**Extracted data entries**
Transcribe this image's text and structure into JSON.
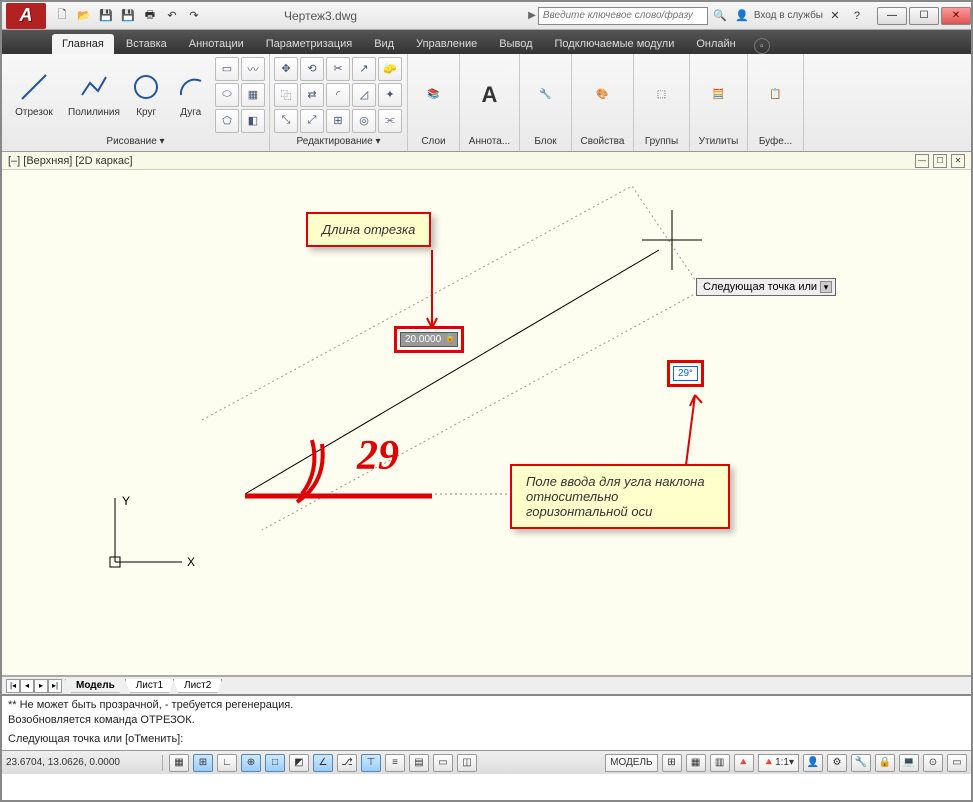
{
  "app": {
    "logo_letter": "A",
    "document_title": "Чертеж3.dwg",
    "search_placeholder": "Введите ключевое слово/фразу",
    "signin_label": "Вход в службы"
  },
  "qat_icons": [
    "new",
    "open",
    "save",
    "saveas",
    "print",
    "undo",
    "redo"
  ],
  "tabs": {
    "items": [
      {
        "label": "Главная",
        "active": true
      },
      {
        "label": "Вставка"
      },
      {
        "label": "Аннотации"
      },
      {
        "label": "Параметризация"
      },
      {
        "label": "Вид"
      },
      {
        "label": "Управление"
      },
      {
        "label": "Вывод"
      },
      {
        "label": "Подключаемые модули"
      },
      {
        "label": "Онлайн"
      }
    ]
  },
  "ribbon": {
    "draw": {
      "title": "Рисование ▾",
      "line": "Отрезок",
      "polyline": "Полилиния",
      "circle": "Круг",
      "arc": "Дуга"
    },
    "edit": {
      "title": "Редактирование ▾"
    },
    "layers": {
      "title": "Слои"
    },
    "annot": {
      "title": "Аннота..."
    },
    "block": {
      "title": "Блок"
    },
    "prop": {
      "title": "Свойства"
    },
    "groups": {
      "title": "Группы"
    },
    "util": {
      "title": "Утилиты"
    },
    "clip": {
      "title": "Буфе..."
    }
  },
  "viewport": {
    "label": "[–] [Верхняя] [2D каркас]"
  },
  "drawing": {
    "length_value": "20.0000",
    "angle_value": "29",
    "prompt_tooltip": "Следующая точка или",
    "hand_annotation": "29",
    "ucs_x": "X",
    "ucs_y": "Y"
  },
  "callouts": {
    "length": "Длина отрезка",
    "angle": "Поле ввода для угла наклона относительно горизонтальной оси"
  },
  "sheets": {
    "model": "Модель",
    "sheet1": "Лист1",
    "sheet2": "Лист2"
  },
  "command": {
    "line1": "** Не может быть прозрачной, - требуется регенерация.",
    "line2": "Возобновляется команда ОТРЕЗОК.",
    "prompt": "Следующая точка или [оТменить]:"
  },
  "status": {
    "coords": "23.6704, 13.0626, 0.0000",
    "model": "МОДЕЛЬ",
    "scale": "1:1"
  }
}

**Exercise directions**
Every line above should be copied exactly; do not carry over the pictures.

**Exercise answer**
Transcribe this image's text and structure into JSON.
{
  "app": {
    "logo_letter": "A",
    "document_title": "Чертеж3.dwg",
    "search_placeholder": "Введите ключевое слово/фразу",
    "signin_label": "Вход в службы"
  },
  "qat_icons": [
    "new",
    "open",
    "save",
    "saveas",
    "print",
    "undo",
    "redo"
  ],
  "tabs": {
    "items": [
      {
        "label": "Главная",
        "active": true
      },
      {
        "label": "Вставка"
      },
      {
        "label": "Аннотации"
      },
      {
        "label": "Параметризация"
      },
      {
        "label": "Вид"
      },
      {
        "label": "Управление"
      },
      {
        "label": "Вывод"
      },
      {
        "label": "Подключаемые модули"
      },
      {
        "label": "Онлайн"
      }
    ]
  },
  "ribbon": {
    "draw": {
      "title": "Рисование ▾",
      "line": "Отрезок",
      "polyline": "Полилиния",
      "circle": "Круг",
      "arc": "Дуга"
    },
    "edit": {
      "title": "Редактирование ▾"
    },
    "layers": {
      "title": "Слои"
    },
    "annot": {
      "title": "Аннота..."
    },
    "block": {
      "title": "Блок"
    },
    "prop": {
      "title": "Свойства"
    },
    "groups": {
      "title": "Группы"
    },
    "util": {
      "title": "Утилиты"
    },
    "clip": {
      "title": "Буфе..."
    }
  },
  "viewport": {
    "label": "[–] [Верхняя] [2D каркас]"
  },
  "drawing": {
    "length_value": "20.0000",
    "angle_value": "29",
    "prompt_tooltip": "Следующая точка или",
    "hand_annotation": "29",
    "ucs_x": "X",
    "ucs_y": "Y"
  },
  "callouts": {
    "length": "Длина отрезка",
    "angle": "Поле ввода для угла наклона относительно горизонтальной оси"
  },
  "sheets": {
    "model": "Модель",
    "sheet1": "Лист1",
    "sheet2": "Лист2"
  },
  "command": {
    "line1": "** Не может быть прозрачной, - требуется регенерация.",
    "line2": "Возобновляется команда ОТРЕЗОК.",
    "prompt": "Следующая точка или [оТменить]:"
  },
  "status": {
    "coords": "23.6704, 13.0626, 0.0000",
    "model": "МОДЕЛЬ",
    "scale": "1:1"
  }
}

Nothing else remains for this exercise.